» Data for analysis
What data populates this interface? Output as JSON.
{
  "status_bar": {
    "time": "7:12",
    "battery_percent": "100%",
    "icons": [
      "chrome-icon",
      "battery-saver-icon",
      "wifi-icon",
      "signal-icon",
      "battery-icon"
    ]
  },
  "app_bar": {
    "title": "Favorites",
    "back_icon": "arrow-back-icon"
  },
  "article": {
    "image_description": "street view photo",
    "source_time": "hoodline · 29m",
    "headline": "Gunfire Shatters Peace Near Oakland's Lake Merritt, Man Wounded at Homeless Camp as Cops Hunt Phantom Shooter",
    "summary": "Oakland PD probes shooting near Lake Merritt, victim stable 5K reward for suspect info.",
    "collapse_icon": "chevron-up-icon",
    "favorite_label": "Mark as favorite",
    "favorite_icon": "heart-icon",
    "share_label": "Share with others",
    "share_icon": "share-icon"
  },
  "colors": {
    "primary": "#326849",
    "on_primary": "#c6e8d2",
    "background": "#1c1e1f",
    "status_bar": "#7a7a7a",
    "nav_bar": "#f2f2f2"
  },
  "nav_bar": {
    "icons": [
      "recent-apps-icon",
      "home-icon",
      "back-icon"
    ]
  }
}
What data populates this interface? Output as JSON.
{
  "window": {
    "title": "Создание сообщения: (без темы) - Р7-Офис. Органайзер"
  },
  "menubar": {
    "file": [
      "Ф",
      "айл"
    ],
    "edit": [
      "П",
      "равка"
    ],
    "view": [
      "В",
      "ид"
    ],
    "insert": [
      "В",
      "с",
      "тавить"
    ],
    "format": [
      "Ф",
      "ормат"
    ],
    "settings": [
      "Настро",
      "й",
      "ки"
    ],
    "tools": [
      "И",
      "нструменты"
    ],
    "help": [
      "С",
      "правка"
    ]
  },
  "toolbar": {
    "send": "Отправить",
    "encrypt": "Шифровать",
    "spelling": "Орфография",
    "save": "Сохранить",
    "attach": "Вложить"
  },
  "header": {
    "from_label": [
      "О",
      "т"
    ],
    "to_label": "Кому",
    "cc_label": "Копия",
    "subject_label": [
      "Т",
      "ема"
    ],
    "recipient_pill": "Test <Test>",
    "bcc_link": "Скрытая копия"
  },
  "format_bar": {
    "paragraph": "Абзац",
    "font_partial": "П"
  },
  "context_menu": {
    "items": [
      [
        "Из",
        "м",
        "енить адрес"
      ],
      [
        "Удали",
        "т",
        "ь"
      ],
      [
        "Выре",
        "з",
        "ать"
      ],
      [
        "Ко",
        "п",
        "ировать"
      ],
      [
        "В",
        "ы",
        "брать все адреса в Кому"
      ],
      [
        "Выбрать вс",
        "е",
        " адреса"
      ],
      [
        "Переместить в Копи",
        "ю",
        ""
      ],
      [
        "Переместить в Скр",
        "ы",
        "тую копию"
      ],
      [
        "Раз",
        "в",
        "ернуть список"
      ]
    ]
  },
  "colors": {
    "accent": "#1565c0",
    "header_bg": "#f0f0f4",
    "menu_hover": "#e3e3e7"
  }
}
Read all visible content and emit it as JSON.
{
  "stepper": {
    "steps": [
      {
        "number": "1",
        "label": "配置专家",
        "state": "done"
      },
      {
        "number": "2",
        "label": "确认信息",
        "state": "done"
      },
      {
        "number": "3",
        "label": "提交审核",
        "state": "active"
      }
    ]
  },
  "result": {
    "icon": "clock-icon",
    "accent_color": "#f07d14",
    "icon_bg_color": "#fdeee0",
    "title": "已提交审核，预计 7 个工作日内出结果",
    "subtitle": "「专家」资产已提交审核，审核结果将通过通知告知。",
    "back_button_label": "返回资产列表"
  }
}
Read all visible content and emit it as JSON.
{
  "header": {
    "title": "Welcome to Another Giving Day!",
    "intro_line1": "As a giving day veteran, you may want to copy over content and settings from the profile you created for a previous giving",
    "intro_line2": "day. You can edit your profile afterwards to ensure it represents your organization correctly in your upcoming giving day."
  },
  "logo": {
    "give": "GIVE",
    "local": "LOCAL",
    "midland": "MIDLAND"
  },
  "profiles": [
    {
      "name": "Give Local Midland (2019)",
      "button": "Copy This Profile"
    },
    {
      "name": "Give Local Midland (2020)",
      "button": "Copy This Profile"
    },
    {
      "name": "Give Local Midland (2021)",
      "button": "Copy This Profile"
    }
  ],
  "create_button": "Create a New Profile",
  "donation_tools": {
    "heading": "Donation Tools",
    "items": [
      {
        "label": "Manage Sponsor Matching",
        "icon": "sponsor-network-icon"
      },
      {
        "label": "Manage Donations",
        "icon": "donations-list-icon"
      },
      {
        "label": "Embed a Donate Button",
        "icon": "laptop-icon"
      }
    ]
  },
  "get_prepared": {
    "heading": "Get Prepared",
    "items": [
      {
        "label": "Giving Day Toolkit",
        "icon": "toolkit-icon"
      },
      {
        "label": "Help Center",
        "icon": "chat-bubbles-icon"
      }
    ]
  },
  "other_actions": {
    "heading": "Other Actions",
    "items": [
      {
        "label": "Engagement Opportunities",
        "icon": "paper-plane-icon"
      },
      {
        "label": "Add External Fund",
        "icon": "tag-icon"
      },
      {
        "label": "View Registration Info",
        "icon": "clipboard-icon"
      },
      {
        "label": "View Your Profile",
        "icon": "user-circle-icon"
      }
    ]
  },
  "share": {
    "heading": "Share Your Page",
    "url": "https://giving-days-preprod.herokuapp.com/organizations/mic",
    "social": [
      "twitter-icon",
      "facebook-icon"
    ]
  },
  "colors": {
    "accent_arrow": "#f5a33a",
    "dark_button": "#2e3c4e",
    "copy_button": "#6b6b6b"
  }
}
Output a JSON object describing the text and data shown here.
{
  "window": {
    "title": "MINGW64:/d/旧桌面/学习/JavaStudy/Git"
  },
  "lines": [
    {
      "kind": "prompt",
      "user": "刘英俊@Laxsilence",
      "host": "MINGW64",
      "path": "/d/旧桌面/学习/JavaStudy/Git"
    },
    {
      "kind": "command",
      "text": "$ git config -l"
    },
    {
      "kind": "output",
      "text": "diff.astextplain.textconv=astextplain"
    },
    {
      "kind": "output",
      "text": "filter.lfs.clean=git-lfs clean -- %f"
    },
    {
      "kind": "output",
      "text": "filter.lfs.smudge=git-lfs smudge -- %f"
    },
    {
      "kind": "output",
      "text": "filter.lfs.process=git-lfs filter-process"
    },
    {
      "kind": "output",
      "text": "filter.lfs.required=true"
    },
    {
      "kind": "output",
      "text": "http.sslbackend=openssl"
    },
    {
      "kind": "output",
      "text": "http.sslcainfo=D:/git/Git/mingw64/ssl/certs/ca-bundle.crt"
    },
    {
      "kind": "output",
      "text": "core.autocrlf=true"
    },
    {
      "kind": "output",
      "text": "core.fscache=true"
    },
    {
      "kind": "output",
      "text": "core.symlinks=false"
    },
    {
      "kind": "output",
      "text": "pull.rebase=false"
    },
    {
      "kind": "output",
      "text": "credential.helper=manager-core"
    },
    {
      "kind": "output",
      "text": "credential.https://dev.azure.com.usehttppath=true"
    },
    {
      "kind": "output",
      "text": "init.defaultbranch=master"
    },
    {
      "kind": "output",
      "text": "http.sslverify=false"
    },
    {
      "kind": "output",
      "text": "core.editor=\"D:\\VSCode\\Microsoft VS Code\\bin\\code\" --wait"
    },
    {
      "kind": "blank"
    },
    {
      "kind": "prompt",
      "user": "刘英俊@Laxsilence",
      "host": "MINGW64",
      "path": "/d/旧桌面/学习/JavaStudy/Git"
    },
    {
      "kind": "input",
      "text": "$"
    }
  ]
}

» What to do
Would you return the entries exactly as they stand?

» Exercise response
What data populates this interface? Output as JSON.
{
  "status_bar": {
    "time": "7:12",
    "battery_percent": "100%",
    "icons": [
      "chrome-icon",
      "battery-saver-icon",
      "wifi-icon",
      "signal-icon",
      "battery-icon"
    ]
  },
  "app_bar": {
    "title": "Favorites",
    "back_icon": "arrow-back-icon"
  },
  "article": {
    "image_description": "street view photo",
    "source_time": "hoodline · 29m",
    "headline": "Gunfire Shatters Peace Near Oakland's Lake Merritt, Man Wounded at Homeless Camp as Cops Hunt Phantom Shooter",
    "summary": "Oakland PD probes shooting near Lake Merritt, victim stable 5K reward for suspect info.",
    "collapse_icon": "chevron-up-icon",
    "favorite_label": "Mark as favorite",
    "favorite_icon": "heart-icon",
    "share_label": "Share with others",
    "share_icon": "share-icon"
  },
  "colors": {
    "primary": "#326849",
    "on_primary": "#c6e8d2",
    "background": "#1c1e1f",
    "status_bar": "#7a7a7a",
    "nav_bar": "#f2f2f2"
  },
  "nav_bar": {
    "icons": [
      "recent-apps-icon",
      "home-icon",
      "back-icon"
    ]
  }
}
What data populates this interface? Output as JSON.
{
  "window": {
    "title": "Создание сообщения: (без темы) - Р7-Офис. Органайзер"
  },
  "menubar": {
    "file": [
      "Ф",
      "айл"
    ],
    "edit": [
      "П",
      "равка"
    ],
    "view": [
      "В",
      "ид"
    ],
    "insert": [
      "В",
      "с",
      "тавить"
    ],
    "format": [
      "Ф",
      "ормат"
    ],
    "settings": [
      "Настро",
      "й",
      "ки"
    ],
    "tools": [
      "И",
      "нструменты"
    ],
    "help": [
      "С",
      "правка"
    ]
  },
  "toolbar": {
    "send": "Отправить",
    "encrypt": "Шифровать",
    "spelling": "Орфография",
    "save": "Сохранить",
    "attach": "Вложить"
  },
  "header": {
    "from_label": [
      "О",
      "т"
    ],
    "to_label": "Кому",
    "cc_label": "Копия",
    "subject_label": [
      "Т",
      "ема"
    ],
    "recipient_pill": "Test <Test>",
    "bcc_link": "Скрытая копия"
  },
  "format_bar": {
    "paragraph": "Абзац",
    "font_partial": "П"
  },
  "context_menu": {
    "items": [
      [
        "Из",
        "м",
        "енить адрес"
      ],
      [
        "Удали",
        "т",
        "ь"
      ],
      [
        "Выре",
        "з",
        "ать"
      ],
      [
        "Ко",
        "п",
        "ировать"
      ],
      [
        "В",
        "ы",
        "брать все адреса в Кому"
      ],
      [
        "Выбрать вс",
        "е",
        " адреса"
      ],
      [
        "Переместить в Копи",
        "ю",
        ""
      ],
      [
        "Переместить в Скр",
        "ы",
        "тую копию"
      ],
      [
        "Раз",
        "в",
        "ернуть список"
      ]
    ]
  },
  "colors": {
    "accent": "#1565c0",
    "header_bg": "#f0f0f4",
    "menu_hover": "#e3e3e7"
  }
}
Read all visible content and emit it as JSON.
{
  "stepper": {
    "steps": [
      {
        "number": "1",
        "label": "配置专家",
        "state": "done"
      },
      {
        "number": "2",
        "label": "确认信息",
        "state": "done"
      },
      {
        "number": "3",
        "label": "提交审核",
        "state": "active"
      }
    ]
  },
  "result": {
    "icon": "clock-icon",
    "accent_color": "#f07d14",
    "icon_bg_color": "#fdeee0",
    "title": "已提交审核，预计 7 个工作日内出结果",
    "subtitle": "「专家」资产已提交审核，审核结果将通过通知告知。",
    "back_button_label": "返回资产列表"
  }
}
Read all visible content and emit it as JSON.
{
  "header": {
    "title": "Welcome to Another Giving Day!",
    "intro_line1": "As a giving day veteran, you may want to copy over content and settings from the profile you created for a previous giving",
    "intro_line2": "day. You can edit your profile afterwards to ensure it represents your organization correctly in your upcoming giving day."
  },
  "logo": {
    "give": "GIVE",
    "local": "LOCAL",
    "midland": "MIDLAND"
  },
  "profiles": [
    {
      "name": "Give Local Midland (2019)",
      "button": "Copy This Profile"
    },
    {
      "name": "Give Local Midland (2020)",
      "button": "Copy This Profile"
    },
    {
      "name": "Give Local Midland (2021)",
      "button": "Copy This Profile"
    }
  ],
  "create_button": "Create a New Profile",
  "donation_tools": {
    "heading": "Donation Tools",
    "items": [
      {
        "label": "Manage Sponsor Matching",
        "icon": "sponsor-network-icon"
      },
      {
        "label": "Manage Donations",
        "icon": "donations-list-icon"
      },
      {
        "label": "Embed a Donate Button",
        "icon": "laptop-icon"
      }
    ]
  },
  "get_prepared": {
    "heading": "Get Prepared",
    "items": [
      {
        "label": "Giving Day Toolkit",
        "icon": "toolkit-icon"
      },
      {
        "label": "Help Center",
        "icon": "chat-bubbles-icon"
      }
    ]
  },
  "other_actions": {
    "heading": "Other Actions",
    "items": [
      {
        "label": "Engagement Opportunities",
        "icon": "paper-plane-icon"
      },
      {
        "label": "Add External Fund",
        "icon": "tag-icon"
      },
      {
        "label": "View Registration Info",
        "icon": "clipboard-icon"
      },
      {
        "label": "View Your Profile",
        "icon": "user-circle-icon"
      }
    ]
  },
  "share": {
    "heading": "Share Your Page",
    "url": "https://giving-days-preprod.herokuapp.com/organizations/mic",
    "social": [
      "twitter-icon",
      "facebook-icon"
    ]
  },
  "colors": {
    "accent_arrow": "#f5a33a",
    "dark_button": "#2e3c4e",
    "copy_button": "#6b6b6b"
  }
}
Output a JSON object describing the text and data shown here.
{
  "window": {
    "title": "MINGW64:/d/旧桌面/学习/JavaStudy/Git"
  },
  "lines": [
    {
      "kind": "prompt",
      "user": "刘英俊@Laxsilence",
      "host": "MINGW64",
      "path": "/d/旧桌面/学习/JavaStudy/Git"
    },
    {
      "kind": "command",
      "text": "$ git config -l"
    },
    {
      "kind": "output",
      "text": "diff.astextplain.textconv=astextplain"
    },
    {
      "kind": "output",
      "text": "filter.lfs.clean=git-lfs clean -- %f"
    },
    {
      "kind": "output",
      "text": "filter.lfs.smudge=git-lfs smudge -- %f"
    },
    {
      "kind": "output",
      "text": "filter.lfs.process=git-lfs filter-process"
    },
    {
      "kind": "output",
      "text": "filter.lfs.required=true"
    },
    {
      "kind": "output",
      "text": "http.sslbackend=openssl"
    },
    {
      "kind": "output",
      "text": "http.sslcainfo=D:/git/Git/mingw64/ssl/certs/ca-bundle.crt"
    },
    {
      "kind": "output",
      "text": "core.autocrlf=true"
    },
    {
      "kind": "output",
      "text": "core.fscache=true"
    },
    {
      "kind": "output",
      "text": "core.symlinks=false"
    },
    {
      "kind": "output",
      "text": "pull.rebase=false"
    },
    {
      "kind": "output",
      "text": "credential.helper=manager-core"
    },
    {
      "kind": "output",
      "text": "credential.https://dev.azure.com.usehttppath=true"
    },
    {
      "kind": "output",
      "text": "init.defaultbranch=master"
    },
    {
      "kind": "output",
      "text": "http.sslverify=false"
    },
    {
      "kind": "output",
      "text": "core.editor=\"D:\\VSCode\\Microsoft VS Code\\bin\\code\" --wait"
    },
    {
      "kind": "blank"
    },
    {
      "kind": "prompt",
      "user": "刘英俊@Laxsilence",
      "host": "MINGW64",
      "path": "/d/旧桌面/学习/JavaStudy/Git"
    },
    {
      "kind": "input",
      "text": "$"
    }
  ]
}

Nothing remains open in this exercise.